DIRECTIONS
Pick out all lines with the word "char" from the records that follow.

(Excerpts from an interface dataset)
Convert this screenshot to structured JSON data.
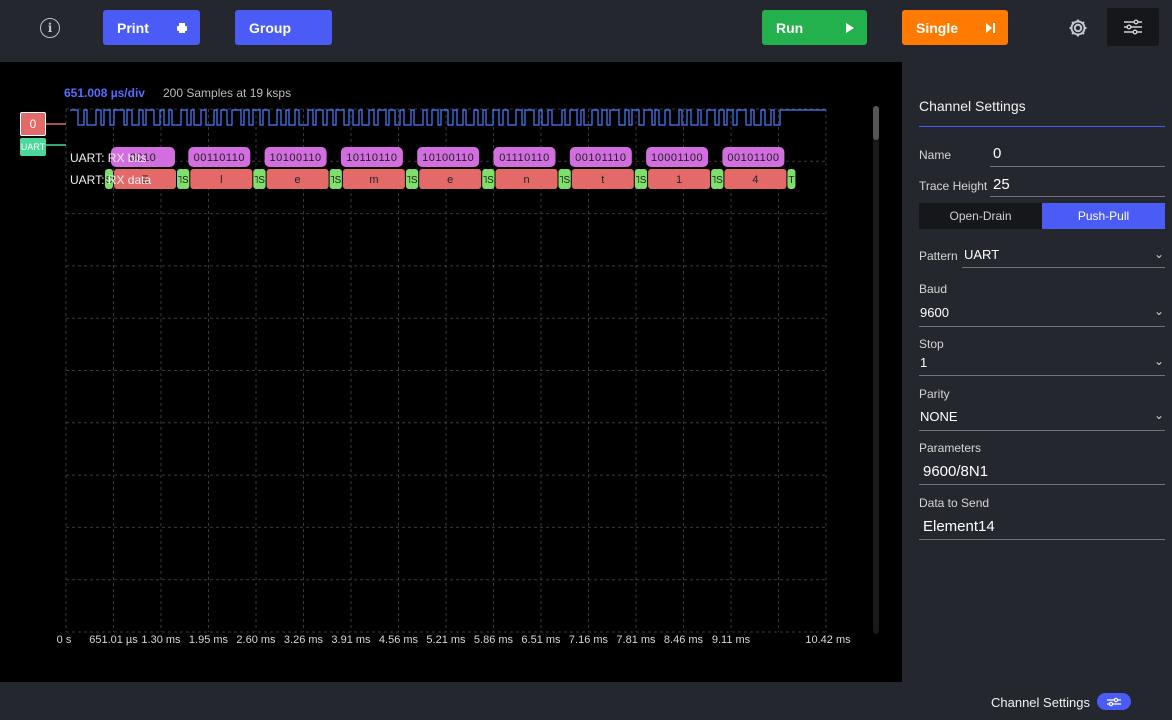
{
  "toolbar": {
    "print_label": "Print",
    "group_label": "Group",
    "run_label": "Run",
    "single_label": "Single",
    "info_glyph": "i",
    "colors": {
      "print": "#4a5cf5",
      "group": "#4a5cf5",
      "run": "#23b14d",
      "single": "#ff7a00"
    }
  },
  "scope": {
    "time_div": "651.008 µs/div",
    "samples": "200  Samples at 19 ksps",
    "channel_badge": "0",
    "uart_badge": "UART",
    "rx_bits_label": "UART: RX bits",
    "rx_data_label": "UART: RX data",
    "rx_bits_values": [
      "0010",
      "00110110",
      "10100110",
      "10110110",
      "10100110",
      "01110110",
      "00101110",
      "10001100",
      "00101100"
    ],
    "rx_data_frames": [
      {
        "start": "S",
        "char": "E",
        "stop": "T"
      },
      {
        "start": "S",
        "char": "l",
        "stop": "T"
      },
      {
        "start": "S",
        "char": "e",
        "stop": "T"
      },
      {
        "start": "S",
        "char": "m",
        "stop": "T"
      },
      {
        "start": "S",
        "char": "e",
        "stop": "T"
      },
      {
        "start": "S",
        "char": "n",
        "stop": "T"
      },
      {
        "start": "S",
        "char": "t",
        "stop": "T"
      },
      {
        "start": "S",
        "char": "1",
        "stop": "T"
      },
      {
        "start": "S",
        "char": "4",
        "stop": "T"
      }
    ],
    "x_ticks": [
      "0 s",
      "651.01 µs",
      "1.30 ms",
      "1.95 ms",
      "2.60 ms",
      "3.26 ms",
      "3.91 ms",
      "4.56 ms",
      "5.21 ms",
      "5.86 ms",
      "6.51 ms",
      "7.16 ms",
      "7.81 ms",
      "8.46 ms",
      "9.11 ms",
      "10.42 ms"
    ],
    "colors": {
      "time_div": "#5a6cff",
      "bits": "#d36ee0",
      "data": "#e46a6a",
      "startstop": "#7ee06a",
      "digital": "#4a7dff"
    }
  },
  "panel": {
    "title": "Channel Settings",
    "name_label": "Name",
    "name_value": "0",
    "trace_height_label": "Trace Height",
    "trace_height_value": "25",
    "drive_options": [
      "Open-Drain",
      "Push-Pull"
    ],
    "drive_selected": "Push-Pull",
    "pattern_label": "Pattern",
    "pattern_value": "UART",
    "baud_label": "Baud",
    "baud_value": "9600",
    "stop_label": "Stop",
    "stop_value": "1",
    "parity_label": "Parity",
    "parity_value": "NONE",
    "parameters_label": "Parameters",
    "parameters_value": "9600/8N1",
    "data_to_send_label": "Data to Send",
    "data_to_send_value": "Element14"
  },
  "bottombar": {
    "label": "Channel Settings"
  }
}
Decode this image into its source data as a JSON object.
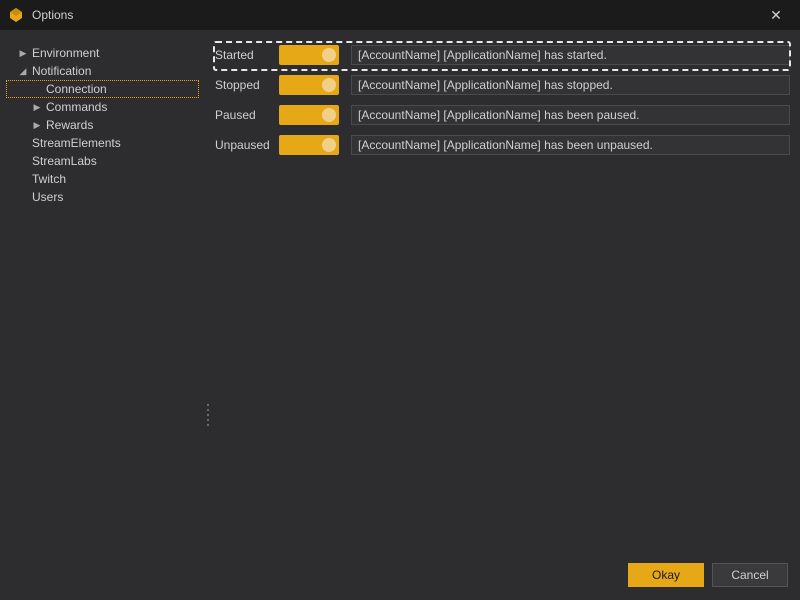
{
  "window": {
    "title": "Options",
    "close_glyph": "✕"
  },
  "sidebar": {
    "items": [
      {
        "label": "Environment",
        "level": 0,
        "expander": "▶",
        "selected": false
      },
      {
        "label": "Notification",
        "level": 0,
        "expander": "◢",
        "selected": false
      },
      {
        "label": "Connection",
        "level": 1,
        "expander": "",
        "selected": true
      },
      {
        "label": "Commands",
        "level": 1,
        "expander": "▶",
        "selected": false
      },
      {
        "label": "Rewards",
        "level": 1,
        "expander": "▶",
        "selected": false
      },
      {
        "label": "StreamElements",
        "level": 0,
        "expander": "",
        "selected": false
      },
      {
        "label": "StreamLabs",
        "level": 0,
        "expander": "",
        "selected": false
      },
      {
        "label": "Twitch",
        "level": 0,
        "expander": "",
        "selected": false
      },
      {
        "label": "Users",
        "level": 0,
        "expander": "",
        "selected": false
      }
    ]
  },
  "rows": [
    {
      "label": "Started",
      "enabled": true,
      "text": "[AccountName] [ApplicationName] has started."
    },
    {
      "label": "Stopped",
      "enabled": true,
      "text": "[AccountName] [ApplicationName] has stopped."
    },
    {
      "label": "Paused",
      "enabled": true,
      "text": "[AccountName] [ApplicationName] has been paused."
    },
    {
      "label": "Unpaused",
      "enabled": true,
      "text": "[AccountName] [ApplicationName] has been unpaused."
    }
  ],
  "footer": {
    "okay": "Okay",
    "cancel": "Cancel"
  }
}
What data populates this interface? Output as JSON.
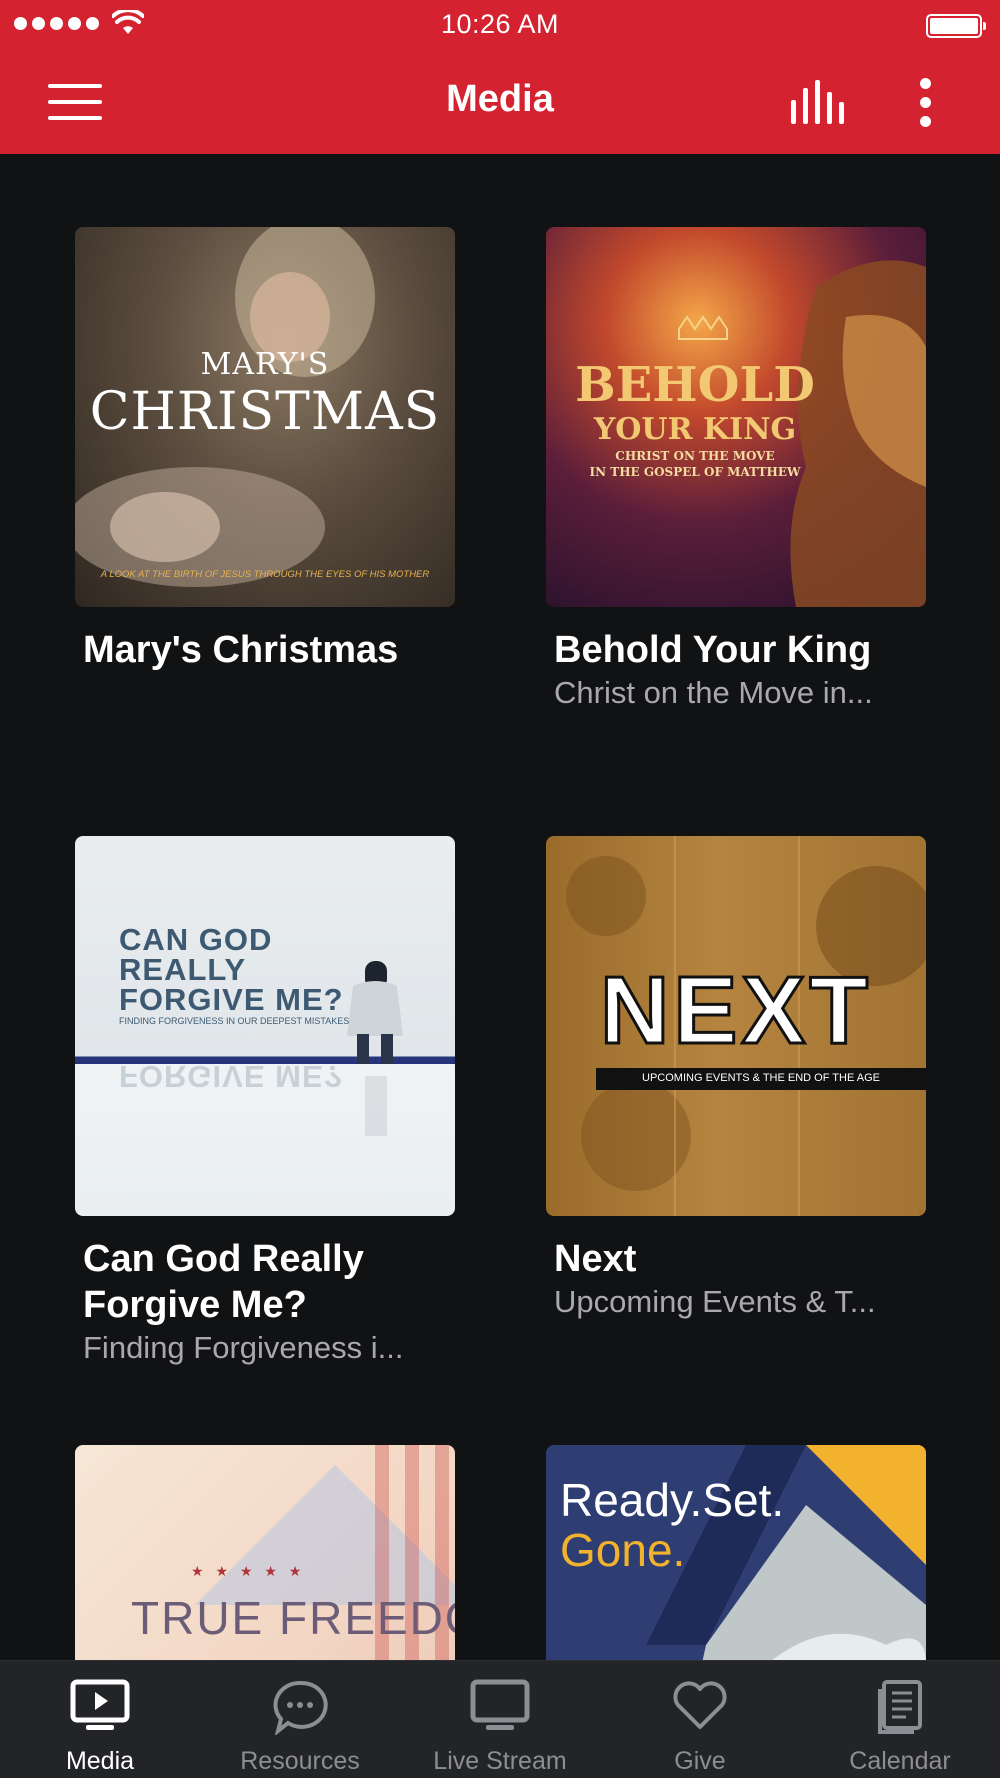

WRITTEN RESPONSE
        "char": "E",
        "char": "l",
        "char": "e",
        "char": "m",
        "char": "e",
        "char": "n",
        "char": "t",
        "char": "1",
        "char": "4",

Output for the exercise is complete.